[LISTED RECORDS Boundary: Start]

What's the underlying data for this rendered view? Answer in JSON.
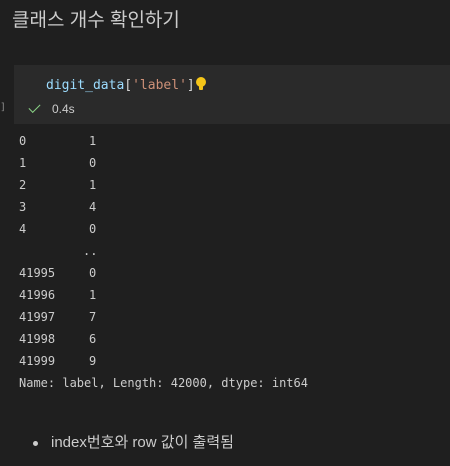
{
  "markdown": {
    "heading": "클래스 개수 확인하기",
    "bullets": [
      "index번호와 row 값이 출력됨"
    ]
  },
  "cell": {
    "code": {
      "variable": "digit_data",
      "open_bracket": "[",
      "key": "'label'",
      "close_bracket": "]"
    },
    "gutter_mark": "]",
    "status": {
      "icon": "check-icon",
      "time": "0.4s"
    }
  },
  "output": {
    "rows_head": [
      {
        "index": "0",
        "value": "1"
      },
      {
        "index": "1",
        "value": "0"
      },
      {
        "index": "2",
        "value": "1"
      },
      {
        "index": "3",
        "value": "4"
      },
      {
        "index": "4",
        "value": "0"
      }
    ],
    "ellipsis": "..",
    "rows_tail": [
      {
        "index": "41995",
        "value": "0"
      },
      {
        "index": "41996",
        "value": "1"
      },
      {
        "index": "41997",
        "value": "7"
      },
      {
        "index": "41998",
        "value": "6"
      },
      {
        "index": "41999",
        "value": "9"
      }
    ],
    "footer": "Name: label, Length: 42000, dtype: int64"
  },
  "colors": {
    "background": "#1f1f1f",
    "cell_background": "#2a2a2a",
    "variable": "#9cdcfe",
    "string": "#ce9178",
    "bulb": "#f5c518",
    "success": "#89d185"
  }
}
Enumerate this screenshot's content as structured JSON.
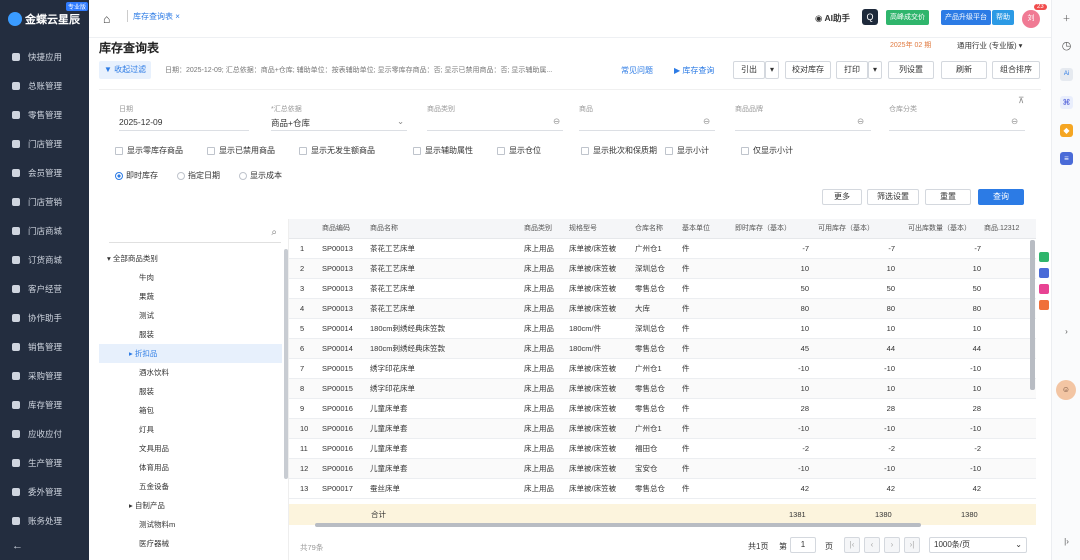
{
  "sidebar": {
    "logo_text": "金蝶云星辰",
    "logo_tag": "专业版",
    "items": [
      "快捷应用",
      "总账管理",
      "零售管理",
      "门店管理",
      "会员管理",
      "门店营销",
      "门店商城",
      "订货商城",
      "客户经营",
      "协作助手",
      "销售管理",
      "采购管理",
      "库存管理",
      "应收应付",
      "生产管理",
      "委外管理",
      "账务处理"
    ],
    "collapse": "←"
  },
  "topbar": {
    "tab_label": "库存查询表 ×",
    "ai_label": "AI助手",
    "btn_high": "高峰成交价",
    "btn_product": "产品升级平台",
    "btn_help": "帮助",
    "avatar_text": "刘",
    "badge": "23"
  },
  "header": {
    "title": "库存查询表",
    "period": "2025年 02 期",
    "company": "通用行业 (专业版) ▾"
  },
  "filterbar": {
    "fold_label": "▼ 收起过滤",
    "summary": "日期：2025-12-09; 汇总依据：商品+仓库; 辅助单位：按表辅助单位; 显示零库存商品：否; 显示已禁用商品：否; 显示辅助属...",
    "common_query": "常见问题",
    "stock_query": "库存查询",
    "btn_export": "引出",
    "btn_verify": "校对库存",
    "btn_print": "打印",
    "btn_columns": "列设置",
    "btn_refresh": "刷新",
    "btn_combo_sort": "组合排序"
  },
  "filters": {
    "date_label": "日期",
    "date_value": "2025-12-09",
    "summary_label": "*汇总依据",
    "summary_value": "商品+仓库",
    "category_label": "商品类别",
    "product_label": "商品",
    "brand_label": "商品品牌",
    "warehouse_label": "仓库分类",
    "checkboxes": [
      "显示零库存商品",
      "显示已禁用商品",
      "显示无发生额商品",
      "显示辅助属性",
      "显示仓位",
      "显示批次和保质期",
      "显示小计",
      "仅显示小计"
    ],
    "radios": [
      "即时库存",
      "指定日期",
      "显示成本"
    ],
    "btn_more": "更多",
    "btn_save_filter": "筛选设置",
    "btn_reset": "重置",
    "btn_query": "查询"
  },
  "tree": {
    "search_placeholder": "",
    "items": [
      {
        "label": "▾ 全部商品类别",
        "indent": 8
      },
      {
        "label": "牛肉",
        "indent": 40
      },
      {
        "label": "果蔬",
        "indent": 40
      },
      {
        "label": "测试",
        "indent": 40
      },
      {
        "label": "服装",
        "indent": 40
      },
      {
        "label": "▸ 折扣品",
        "indent": 30,
        "selected": true
      },
      {
        "label": "酒水饮料",
        "indent": 40
      },
      {
        "label": "服装",
        "indent": 40
      },
      {
        "label": "箱包",
        "indent": 40
      },
      {
        "label": "灯具",
        "indent": 40
      },
      {
        "label": "文具用品",
        "indent": 40
      },
      {
        "label": "体育用品",
        "indent": 40
      },
      {
        "label": "五金设备",
        "indent": 40
      },
      {
        "label": "▸ 自制产品",
        "indent": 30
      },
      {
        "label": "测试物料m",
        "indent": 40
      },
      {
        "label": "医疗器械",
        "indent": 40
      }
    ]
  },
  "grid": {
    "headers": [
      "",
      "商品编码",
      "商品名称",
      "商品类别",
      "规格型号",
      "仓库名称",
      "基本单位",
      "即时库存（基本）",
      "可用库存（基本）",
      "可出库数量（基本）",
      "商品.12312"
    ],
    "rows": [
      [
        "1",
        "SP00013",
        "茶花工艺床单",
        "床上用品",
        "床单被/床笠被",
        "广州仓1",
        "件",
        "-7",
        "-7",
        "-7"
      ],
      [
        "2",
        "SP00013",
        "茶花工艺床单",
        "床上用品",
        "床单被/床笠被",
        "深圳总仓",
        "件",
        "10",
        "10",
        "10"
      ],
      [
        "3",
        "SP00013",
        "茶花工艺床单",
        "床上用品",
        "床单被/床笠被",
        "零售总仓",
        "件",
        "50",
        "50",
        "50"
      ],
      [
        "4",
        "SP00013",
        "茶花工艺床单",
        "床上用品",
        "床单被/床笠被",
        "大库",
        "件",
        "80",
        "80",
        "80"
      ],
      [
        "5",
        "SP00014",
        "180cm刺绣经典床笠款",
        "床上用品",
        "180cm/件",
        "深圳总仓",
        "件",
        "10",
        "10",
        "10"
      ],
      [
        "6",
        "SP00014",
        "180cm刺绣经典床笠款",
        "床上用品",
        "180cm/件",
        "零售总仓",
        "件",
        "45",
        "44",
        "44"
      ],
      [
        "7",
        "SP00015",
        "绣字印花床单",
        "床上用品",
        "床单被/床笠被",
        "广州仓1",
        "件",
        "-10",
        "-10",
        "-10"
      ],
      [
        "8",
        "SP00015",
        "绣字印花床单",
        "床上用品",
        "床单被/床笠被",
        "零售总仓",
        "件",
        "10",
        "10",
        "10"
      ],
      [
        "9",
        "SP00016",
        "儿童床单套",
        "床上用品",
        "床单被/床笠被",
        "零售总仓",
        "件",
        "28",
        "28",
        "28"
      ],
      [
        "10",
        "SP00016",
        "儿童床单套",
        "床上用品",
        "床单被/床笠被",
        "广州仓1",
        "件",
        "-10",
        "-10",
        "-10"
      ],
      [
        "11",
        "SP00016",
        "儿童床单套",
        "床上用品",
        "床单被/床笠被",
        "福田仓",
        "件",
        "-2",
        "-2",
        "-2"
      ],
      [
        "12",
        "SP00016",
        "儿童床单套",
        "床上用品",
        "床单被/床笠被",
        "宝安仓",
        "件",
        "-10",
        "-10",
        "-10"
      ],
      [
        "13",
        "SP00017",
        "蚕丝床单",
        "床上用品",
        "床单被/床笠被",
        "零售总仓",
        "件",
        "42",
        "42",
        "42"
      ]
    ],
    "total_label": "合计",
    "totals": [
      "1381",
      "1380",
      "1380"
    ]
  },
  "footer": {
    "total_count": "共79条",
    "pages_label": "共1页",
    "jump_label": "第",
    "page_value": "1",
    "page_unit": "页",
    "page_size": "1000条/页"
  }
}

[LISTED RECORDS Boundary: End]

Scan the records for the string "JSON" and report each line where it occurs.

▸ RESULT FOR THIS EXERCISE
What's the underlying data for this rendered view? Answer in JSON.
Enumerate this screenshot's content as structured JSON.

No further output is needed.